Sullivan's famous "Spin and Win" marked the last time that Indy cars appeared on the cover of Sports Illustrated magazine.
There were other classic stories made at the Indianapolis 500 in the 1980s. Al Unser started May 1987 on the sidelines, but he ended the month as the second four-time winner of the Indianapolis 500, having driven to victory in a backup entry that had been serving as a show car in a Pennsylvania hotel lobby.
Mears and Gordon Johncock waged the closest finish in the history of the race in 1982, with Johncock prevailing over Mears' obviously faster car by 0.16 second. The Penske team made a rare mistake, giving Mears a full load of fuel with 17 laps to go instead of performing a timed stop-and-go. Mears made up an 11-second deficit but couldn't get past Johncock's Wildcat-Cosworth, which remains the last American chassis to win the Indianapolis 500.
A poignant moment came at the end of the rain-delayed 1986 race. After prevailing in a late race duel with Mears and Kevin Cogan, Bobby Rahal took a victory lap of the Speedway with frail team owner Jim Trueman, who died of cancer 10 days later. Rahal was a consistent threat throughout the '80s, winning the CART series championship in 1986 and '87.

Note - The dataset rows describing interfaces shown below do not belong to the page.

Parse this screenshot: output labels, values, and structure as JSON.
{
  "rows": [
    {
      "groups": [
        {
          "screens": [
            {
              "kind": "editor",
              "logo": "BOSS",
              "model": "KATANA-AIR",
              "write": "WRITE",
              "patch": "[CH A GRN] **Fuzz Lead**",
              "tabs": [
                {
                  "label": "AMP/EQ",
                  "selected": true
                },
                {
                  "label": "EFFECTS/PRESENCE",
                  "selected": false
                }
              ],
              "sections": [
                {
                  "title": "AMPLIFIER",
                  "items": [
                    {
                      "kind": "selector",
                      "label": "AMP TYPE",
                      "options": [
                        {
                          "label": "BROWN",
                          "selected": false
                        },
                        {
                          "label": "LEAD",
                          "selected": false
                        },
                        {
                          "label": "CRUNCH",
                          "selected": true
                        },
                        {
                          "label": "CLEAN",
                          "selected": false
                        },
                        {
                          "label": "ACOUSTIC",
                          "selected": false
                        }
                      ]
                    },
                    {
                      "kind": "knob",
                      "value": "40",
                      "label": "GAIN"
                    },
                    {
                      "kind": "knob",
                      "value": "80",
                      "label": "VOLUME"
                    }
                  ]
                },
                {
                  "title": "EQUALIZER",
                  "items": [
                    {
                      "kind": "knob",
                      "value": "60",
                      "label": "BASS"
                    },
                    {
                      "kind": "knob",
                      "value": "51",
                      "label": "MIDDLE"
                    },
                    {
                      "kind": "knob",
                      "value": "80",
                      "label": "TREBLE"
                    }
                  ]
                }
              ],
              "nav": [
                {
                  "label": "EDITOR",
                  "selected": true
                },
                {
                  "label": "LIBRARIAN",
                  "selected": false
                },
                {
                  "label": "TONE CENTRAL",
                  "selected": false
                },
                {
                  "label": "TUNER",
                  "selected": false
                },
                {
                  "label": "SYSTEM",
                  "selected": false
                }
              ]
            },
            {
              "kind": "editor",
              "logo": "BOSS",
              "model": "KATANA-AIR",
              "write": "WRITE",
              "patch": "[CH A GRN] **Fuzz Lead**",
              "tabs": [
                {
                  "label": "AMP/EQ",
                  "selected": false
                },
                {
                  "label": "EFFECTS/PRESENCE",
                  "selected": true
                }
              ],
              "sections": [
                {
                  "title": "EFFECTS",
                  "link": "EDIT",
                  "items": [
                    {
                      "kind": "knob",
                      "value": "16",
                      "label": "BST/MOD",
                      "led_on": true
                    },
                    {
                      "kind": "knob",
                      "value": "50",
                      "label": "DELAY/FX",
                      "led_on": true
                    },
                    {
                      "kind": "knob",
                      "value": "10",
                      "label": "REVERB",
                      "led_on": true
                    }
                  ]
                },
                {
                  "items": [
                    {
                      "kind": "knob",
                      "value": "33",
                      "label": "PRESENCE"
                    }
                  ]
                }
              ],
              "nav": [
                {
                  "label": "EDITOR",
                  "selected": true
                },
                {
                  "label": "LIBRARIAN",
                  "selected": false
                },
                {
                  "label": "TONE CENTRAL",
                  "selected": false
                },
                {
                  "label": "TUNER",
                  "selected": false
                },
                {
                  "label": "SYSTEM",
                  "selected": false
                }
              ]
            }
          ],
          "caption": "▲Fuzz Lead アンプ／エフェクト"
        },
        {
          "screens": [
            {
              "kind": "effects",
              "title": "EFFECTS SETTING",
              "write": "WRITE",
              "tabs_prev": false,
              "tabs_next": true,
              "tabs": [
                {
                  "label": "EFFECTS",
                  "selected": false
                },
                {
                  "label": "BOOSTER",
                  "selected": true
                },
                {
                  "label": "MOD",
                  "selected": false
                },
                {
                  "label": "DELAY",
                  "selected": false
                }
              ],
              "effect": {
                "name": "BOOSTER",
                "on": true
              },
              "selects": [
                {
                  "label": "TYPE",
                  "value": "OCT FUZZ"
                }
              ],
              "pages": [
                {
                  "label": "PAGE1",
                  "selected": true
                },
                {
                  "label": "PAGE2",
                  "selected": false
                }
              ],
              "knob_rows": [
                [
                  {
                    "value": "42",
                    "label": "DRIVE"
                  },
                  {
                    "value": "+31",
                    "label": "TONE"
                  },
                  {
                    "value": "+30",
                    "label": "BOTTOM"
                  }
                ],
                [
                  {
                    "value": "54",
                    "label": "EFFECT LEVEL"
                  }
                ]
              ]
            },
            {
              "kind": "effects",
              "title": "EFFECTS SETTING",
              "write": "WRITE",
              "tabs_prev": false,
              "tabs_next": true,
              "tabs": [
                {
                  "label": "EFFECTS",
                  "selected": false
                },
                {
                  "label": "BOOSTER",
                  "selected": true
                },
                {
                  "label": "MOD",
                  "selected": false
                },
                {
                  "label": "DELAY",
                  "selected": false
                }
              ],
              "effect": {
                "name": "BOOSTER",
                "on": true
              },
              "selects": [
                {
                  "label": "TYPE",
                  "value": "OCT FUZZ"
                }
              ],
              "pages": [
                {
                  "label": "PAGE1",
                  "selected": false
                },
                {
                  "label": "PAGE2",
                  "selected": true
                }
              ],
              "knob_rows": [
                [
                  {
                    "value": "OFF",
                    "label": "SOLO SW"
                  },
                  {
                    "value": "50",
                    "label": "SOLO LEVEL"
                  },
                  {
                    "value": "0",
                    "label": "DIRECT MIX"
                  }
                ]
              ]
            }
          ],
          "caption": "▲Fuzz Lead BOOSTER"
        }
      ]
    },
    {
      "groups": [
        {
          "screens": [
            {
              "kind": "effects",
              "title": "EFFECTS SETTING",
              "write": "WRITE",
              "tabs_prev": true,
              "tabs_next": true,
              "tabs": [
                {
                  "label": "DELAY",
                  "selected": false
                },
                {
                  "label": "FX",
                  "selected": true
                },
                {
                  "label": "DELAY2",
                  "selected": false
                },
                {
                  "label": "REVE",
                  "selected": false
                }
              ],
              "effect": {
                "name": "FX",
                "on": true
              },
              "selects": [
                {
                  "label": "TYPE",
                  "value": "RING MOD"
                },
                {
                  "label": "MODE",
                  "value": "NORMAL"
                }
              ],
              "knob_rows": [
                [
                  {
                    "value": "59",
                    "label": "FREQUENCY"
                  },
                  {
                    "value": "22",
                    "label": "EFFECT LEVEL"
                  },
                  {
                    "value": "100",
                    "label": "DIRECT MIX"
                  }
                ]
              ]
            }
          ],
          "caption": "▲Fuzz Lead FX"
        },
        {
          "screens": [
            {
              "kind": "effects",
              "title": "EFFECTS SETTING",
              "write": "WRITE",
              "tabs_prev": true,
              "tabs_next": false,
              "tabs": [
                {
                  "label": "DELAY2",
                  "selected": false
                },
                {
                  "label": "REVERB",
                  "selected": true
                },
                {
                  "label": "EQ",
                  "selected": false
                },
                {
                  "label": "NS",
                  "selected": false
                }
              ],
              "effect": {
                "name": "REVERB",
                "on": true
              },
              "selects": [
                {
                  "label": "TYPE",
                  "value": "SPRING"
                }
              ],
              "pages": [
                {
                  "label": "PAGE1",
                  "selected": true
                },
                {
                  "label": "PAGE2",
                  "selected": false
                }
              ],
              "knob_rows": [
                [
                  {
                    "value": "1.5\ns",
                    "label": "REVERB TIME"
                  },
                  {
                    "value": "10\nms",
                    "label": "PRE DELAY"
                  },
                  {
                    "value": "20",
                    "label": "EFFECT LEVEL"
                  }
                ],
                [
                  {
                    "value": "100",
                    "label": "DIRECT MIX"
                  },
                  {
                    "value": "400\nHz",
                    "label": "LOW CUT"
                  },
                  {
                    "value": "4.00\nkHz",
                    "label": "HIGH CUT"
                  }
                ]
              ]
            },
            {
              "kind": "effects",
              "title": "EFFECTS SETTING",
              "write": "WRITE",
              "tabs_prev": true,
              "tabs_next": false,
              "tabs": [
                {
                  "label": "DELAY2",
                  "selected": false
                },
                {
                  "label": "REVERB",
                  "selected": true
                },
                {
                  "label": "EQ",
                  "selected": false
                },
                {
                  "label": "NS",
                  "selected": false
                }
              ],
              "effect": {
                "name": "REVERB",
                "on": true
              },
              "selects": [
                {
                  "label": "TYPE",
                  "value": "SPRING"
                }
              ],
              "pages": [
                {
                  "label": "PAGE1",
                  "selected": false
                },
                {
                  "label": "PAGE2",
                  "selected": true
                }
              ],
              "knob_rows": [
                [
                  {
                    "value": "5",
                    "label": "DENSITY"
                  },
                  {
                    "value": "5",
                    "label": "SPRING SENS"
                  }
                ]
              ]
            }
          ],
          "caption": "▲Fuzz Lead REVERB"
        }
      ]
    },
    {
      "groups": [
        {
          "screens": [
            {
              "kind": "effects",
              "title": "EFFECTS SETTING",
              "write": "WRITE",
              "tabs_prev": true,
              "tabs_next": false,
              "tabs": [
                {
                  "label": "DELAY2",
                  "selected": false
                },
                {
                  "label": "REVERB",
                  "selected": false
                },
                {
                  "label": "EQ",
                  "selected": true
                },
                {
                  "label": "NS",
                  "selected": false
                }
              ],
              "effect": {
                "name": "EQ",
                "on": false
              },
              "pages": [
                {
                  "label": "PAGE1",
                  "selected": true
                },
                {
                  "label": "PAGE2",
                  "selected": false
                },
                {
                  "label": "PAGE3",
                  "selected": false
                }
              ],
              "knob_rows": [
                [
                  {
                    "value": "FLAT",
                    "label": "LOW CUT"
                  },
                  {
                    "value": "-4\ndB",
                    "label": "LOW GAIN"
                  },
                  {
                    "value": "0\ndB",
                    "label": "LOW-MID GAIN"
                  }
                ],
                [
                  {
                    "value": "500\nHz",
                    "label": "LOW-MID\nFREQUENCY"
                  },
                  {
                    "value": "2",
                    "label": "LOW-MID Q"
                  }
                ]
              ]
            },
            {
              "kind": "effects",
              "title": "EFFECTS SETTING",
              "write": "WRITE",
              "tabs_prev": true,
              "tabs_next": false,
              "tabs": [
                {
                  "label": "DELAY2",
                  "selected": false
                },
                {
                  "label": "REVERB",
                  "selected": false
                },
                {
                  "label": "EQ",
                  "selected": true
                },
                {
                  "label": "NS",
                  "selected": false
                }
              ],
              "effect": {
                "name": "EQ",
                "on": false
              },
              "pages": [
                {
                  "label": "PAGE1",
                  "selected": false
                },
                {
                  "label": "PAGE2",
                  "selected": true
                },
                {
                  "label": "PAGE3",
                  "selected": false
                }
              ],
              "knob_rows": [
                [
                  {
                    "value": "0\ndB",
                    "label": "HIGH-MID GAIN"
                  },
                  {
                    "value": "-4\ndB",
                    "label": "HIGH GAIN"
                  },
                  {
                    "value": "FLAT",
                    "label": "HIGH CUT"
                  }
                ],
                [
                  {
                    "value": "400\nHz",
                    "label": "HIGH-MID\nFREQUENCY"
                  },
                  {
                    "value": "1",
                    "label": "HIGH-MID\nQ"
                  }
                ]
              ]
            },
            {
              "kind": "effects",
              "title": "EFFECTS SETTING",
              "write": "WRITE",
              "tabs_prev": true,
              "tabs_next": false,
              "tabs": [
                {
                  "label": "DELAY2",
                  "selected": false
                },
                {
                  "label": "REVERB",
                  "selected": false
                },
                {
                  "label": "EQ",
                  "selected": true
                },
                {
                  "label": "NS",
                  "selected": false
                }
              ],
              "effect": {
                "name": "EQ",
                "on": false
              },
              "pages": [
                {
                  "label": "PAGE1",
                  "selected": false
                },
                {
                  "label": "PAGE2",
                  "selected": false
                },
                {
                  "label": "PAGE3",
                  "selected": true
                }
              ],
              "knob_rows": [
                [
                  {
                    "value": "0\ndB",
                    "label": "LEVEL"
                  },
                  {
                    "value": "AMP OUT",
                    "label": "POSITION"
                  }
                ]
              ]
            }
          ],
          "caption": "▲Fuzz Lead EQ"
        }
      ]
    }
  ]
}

One of the most violently graphic accidents in the history of any track occurred at Indianapolis on May 15, 1982. Gordon Smiley lost control during his qualifying run and was instantly killed, marking the first fatality at IMS in nine years. One spectator life was lost in the '80s when a wheel was knocked into the grandstands during the 1987 race.
From a star standpoint, Indy car racing was well stocked in the '80s.
With cars much safer than those of the past, the giants of the '60s and '70s saw their careers extended through another decade. Bobby Unser retired in 1982, but Al Unser, Andretti, Johncock, Johnny Rutherford and A.J. Foyt all raced well into their forties. Mears won his second and third CART series championships in 1981 and '82 and earned his second Indy 500 ring in 1984, but he suffered career-threatening injuries in an accident at Sanair Speedway in July 1984 and missed most of the next two years.
But by then, two eagerly awaited newcomers were ready for Indy cars: Michael Andretti and Al Unser Jr. arrived in 1982, and they quickly became star performers in their own right. There's a common belief that Michael inherited the so-called "Andretti curse" at Indianapolis, because he led and even dominated the 500 on several occasions but never won.
Unser was almost desperate to win at Indianapolis, and he crashed while disputing the lead with Fittipaldi on the 198th lap of the 1989 500. Al Jr. would go on to win at Indianapolis twice in the 1990s, but his friend and lifelong competitor Michael would continue to taste the Andretti family's frustration at the Brickyard for years to come.
Another family even more closely related to the Speedway faced a major decision as the decade drew to a close. IMS President Joe Cloutier died on Dec. 12, 1989; family matriarch Mary Fendrich Hulman was 84-years old and in declining health.
Who would be selected to continue the Hulman family's leadership of Indianapolis Motor Speedway into the 1990s and beyond?